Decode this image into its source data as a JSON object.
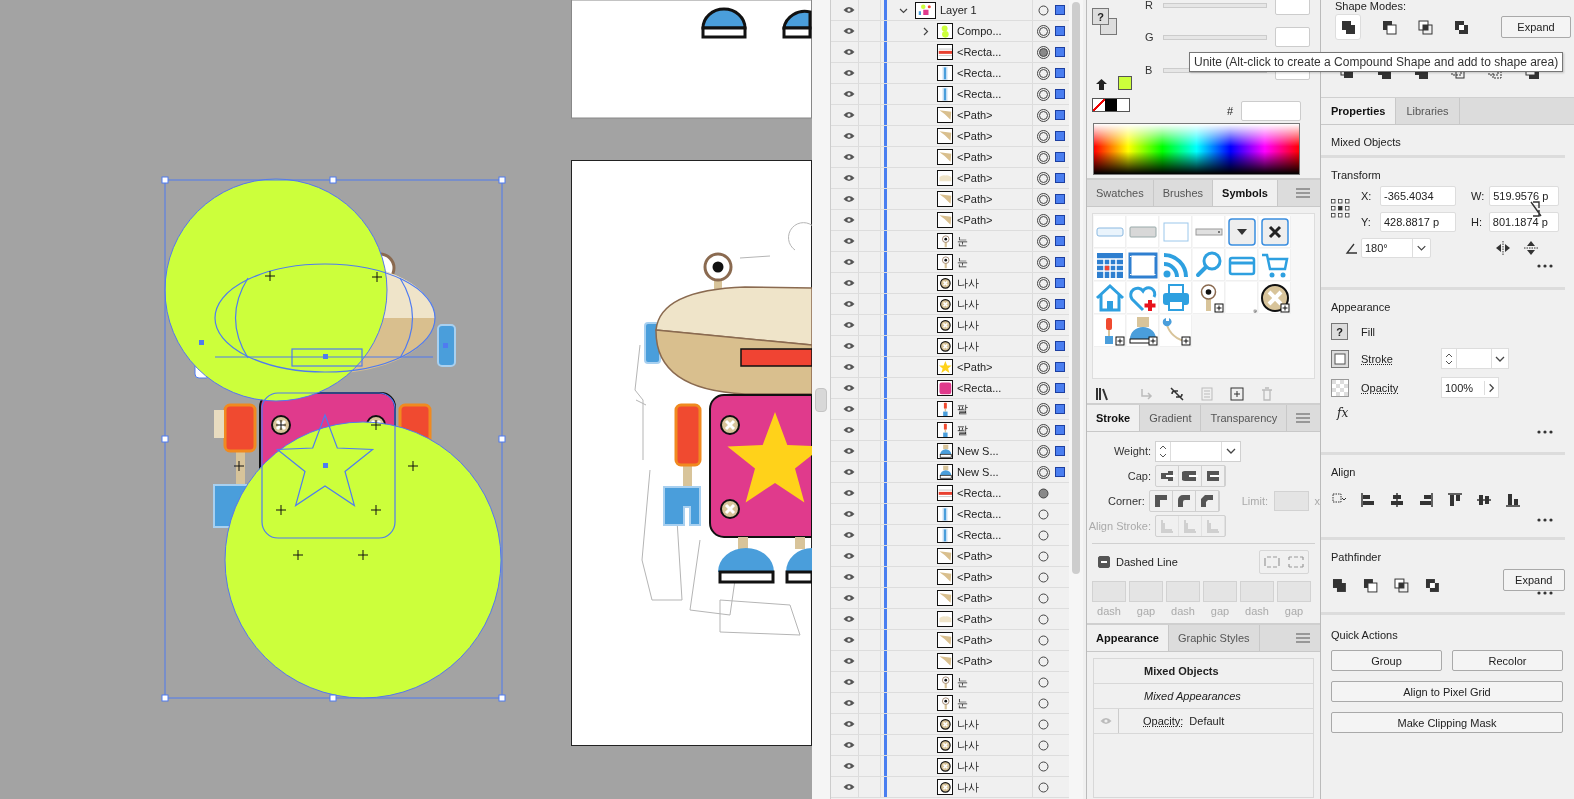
{
  "layers": {
    "layer": {
      "name": "Layer 1",
      "kind": "layer",
      "expanded": true,
      "selected": true,
      "children": [
        {
          "name": "Compo...",
          "kind": "compound",
          "expanded": false,
          "selected": true,
          "appearance": false
        },
        {
          "name": "<Recta...",
          "kind": "red-bar",
          "selected": true,
          "appearance": true
        },
        {
          "name": "<Recta...",
          "kind": "blue-bar",
          "selected": true,
          "appearance": false
        },
        {
          "name": "<Recta...",
          "kind": "blue-bar",
          "selected": true,
          "appearance": false
        },
        {
          "name": "<Path>",
          "kind": "tan-path",
          "selected": true,
          "appearance": false
        },
        {
          "name": "<Path>",
          "kind": "tan-path",
          "selected": true,
          "appearance": false
        },
        {
          "name": "<Path>",
          "kind": "tan-path",
          "selected": true,
          "appearance": false
        },
        {
          "name": "<Path>",
          "kind": "light-path",
          "selected": true,
          "appearance": false
        },
        {
          "name": "<Path>",
          "kind": "tan-path",
          "selected": true,
          "appearance": false
        },
        {
          "name": "<Path>",
          "kind": "tan-path",
          "selected": true,
          "appearance": false
        },
        {
          "name": "눈",
          "kind": "eye",
          "selected": true,
          "appearance": false
        },
        {
          "name": "눈",
          "kind": "eye",
          "selected": true,
          "appearance": false
        },
        {
          "name": "나사",
          "kind": "screw",
          "selected": true,
          "appearance": false
        },
        {
          "name": "나사",
          "kind": "screw",
          "selected": true,
          "appearance": false
        },
        {
          "name": "나사",
          "kind": "screw",
          "selected": true,
          "appearance": false
        },
        {
          "name": "나사",
          "kind": "screw",
          "selected": true,
          "appearance": false
        },
        {
          "name": "<Path>",
          "kind": "star",
          "selected": true,
          "appearance": false
        },
        {
          "name": "<Recta...",
          "kind": "pink-rect",
          "selected": true,
          "appearance": false
        },
        {
          "name": "팔",
          "kind": "arm",
          "selected": true,
          "appearance": false
        },
        {
          "name": "팔",
          "kind": "arm",
          "selected": true,
          "appearance": false
        },
        {
          "name": "New S...",
          "kind": "foot",
          "selected": true,
          "appearance": false
        },
        {
          "name": "New S...",
          "kind": "foot",
          "selected": true,
          "appearance": false
        },
        {
          "name": "<Recta...",
          "kind": "red-bar",
          "selected": false,
          "appearance": true
        },
        {
          "name": "<Recta...",
          "kind": "blue-bar",
          "selected": false,
          "appearance": false
        },
        {
          "name": "<Recta...",
          "kind": "blue-bar",
          "selected": false,
          "appearance": false
        },
        {
          "name": "<Path>",
          "kind": "tan-path",
          "selected": false,
          "appearance": false
        },
        {
          "name": "<Path>",
          "kind": "tan-path",
          "selected": false,
          "appearance": false
        },
        {
          "name": "<Path>",
          "kind": "tan-path",
          "selected": false,
          "appearance": false
        },
        {
          "name": "<Path>",
          "kind": "light-path",
          "selected": false,
          "appearance": false
        },
        {
          "name": "<Path>",
          "kind": "tan-path",
          "selected": false,
          "appearance": false
        },
        {
          "name": "<Path>",
          "kind": "tan-path",
          "selected": false,
          "appearance": false
        },
        {
          "name": "눈",
          "kind": "eye",
          "selected": false,
          "appearance": false
        },
        {
          "name": "눈",
          "kind": "eye",
          "selected": false,
          "appearance": false
        },
        {
          "name": "나사",
          "kind": "screw",
          "selected": false,
          "appearance": false
        },
        {
          "name": "나사",
          "kind": "screw",
          "selected": false,
          "appearance": false
        },
        {
          "name": "나사",
          "kind": "screw",
          "selected": false,
          "appearance": false
        },
        {
          "name": "나사",
          "kind": "screw",
          "selected": false,
          "appearance": false
        }
      ]
    }
  },
  "color_panel": {
    "fill_mark": "?",
    "channels": [
      {
        "label": "R",
        "level": 0
      },
      {
        "label": "G",
        "level": 0
      },
      {
        "label": "B",
        "level": 0
      }
    ],
    "hex_label": "#"
  },
  "symbols_panel": {
    "tabs": [
      {
        "label": "Swatches",
        "selected": false
      },
      {
        "label": "Brushes",
        "selected": false
      },
      {
        "label": "Symbols",
        "selected": true
      }
    ],
    "symbols": [
      {
        "kind": "flat-button"
      },
      {
        "kind": "gray-button"
      },
      {
        "kind": "text-box"
      },
      {
        "kind": "slider-bar"
      },
      {
        "kind": "dropdown"
      },
      {
        "kind": "close"
      },
      {
        "kind": "calendar"
      },
      {
        "kind": "film"
      },
      {
        "kind": "rss"
      },
      {
        "kind": "search"
      },
      {
        "kind": "card"
      },
      {
        "kind": "cart"
      },
      {
        "kind": "home"
      },
      {
        "kind": "heart"
      },
      {
        "kind": "printer"
      },
      {
        "kind": "eye-stalk"
      },
      {
        "kind": "blank"
      },
      {
        "kind": "screw"
      },
      {
        "kind": "arm"
      },
      {
        "kind": "foot"
      },
      {
        "kind": "cable"
      }
    ]
  },
  "stroke_panel": {
    "tabs": [
      {
        "label": "Stroke",
        "selected": true
      },
      {
        "label": "Gradient",
        "selected": false
      },
      {
        "label": "Transparency",
        "selected": false
      }
    ],
    "weight_label": "Weight:",
    "cap_label": "Cap:",
    "corner_label": "Corner:",
    "limit_label": "Limit:",
    "limit_unit": "x",
    "align_stroke": {
      "label": "Align Stroke:",
      "disabled": true
    },
    "dashed_line": {
      "label": "Dashed Line",
      "indeterminate": true
    },
    "dash_fields": [
      {
        "label": "dash"
      },
      {
        "label": "gap"
      },
      {
        "label": "dash"
      },
      {
        "label": "gap"
      },
      {
        "label": "dash"
      },
      {
        "label": "gap"
      }
    ]
  },
  "appearance_panel": {
    "tabs": [
      {
        "label": "Appearance",
        "selected": true
      },
      {
        "label": "Graphic Styles",
        "selected": false
      }
    ],
    "object_type": "Mixed Objects",
    "appearance": "Mixed Appearances",
    "opacity_label": "Opacity:",
    "opacity_value": "Default"
  },
  "pathfinder_panel": {
    "shape_modes_label": "Shape Modes:",
    "expand_button": "Expand",
    "tooltip": "Unite (Alt-click to create a Compound Shape and add to shape area)"
  },
  "properties": {
    "tabs": [
      {
        "label": "Properties",
        "selected": true
      },
      {
        "label": "Libraries",
        "selected": false
      }
    ],
    "selection_type": "Mixed Objects",
    "transform": {
      "title": "Transform",
      "fields": [
        {
          "label": "X:",
          "value": "-365.4034"
        },
        {
          "label": "W:",
          "value": "519.9576 p"
        },
        {
          "label": "Y:",
          "value": "428.8817 p"
        },
        {
          "label": "H:",
          "value": "801.1874 p"
        }
      ],
      "angle": "180°"
    },
    "appearance": {
      "title": "Appearance",
      "fill_mark": "?",
      "fill_label": "Fill",
      "stroke_label": "Stroke",
      "opacity_label": "Opacity",
      "opacity_value": "100%",
      "fx": "fx"
    },
    "align": {
      "title": "Align"
    },
    "pathfinder": {
      "title": "Pathfinder",
      "expand_button": "Expand"
    },
    "quick_actions": {
      "title": "Quick Actions",
      "buttons": [
        "Group",
        "Recolor",
        "Align to Pixel Grid",
        "Make Clipping Mask"
      ]
    }
  }
}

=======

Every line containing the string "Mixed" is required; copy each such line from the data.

    "object_type": "Mixed Objects",
    "appearance": "Mixed Appearances",
    "selection_type": "Mixed Objects",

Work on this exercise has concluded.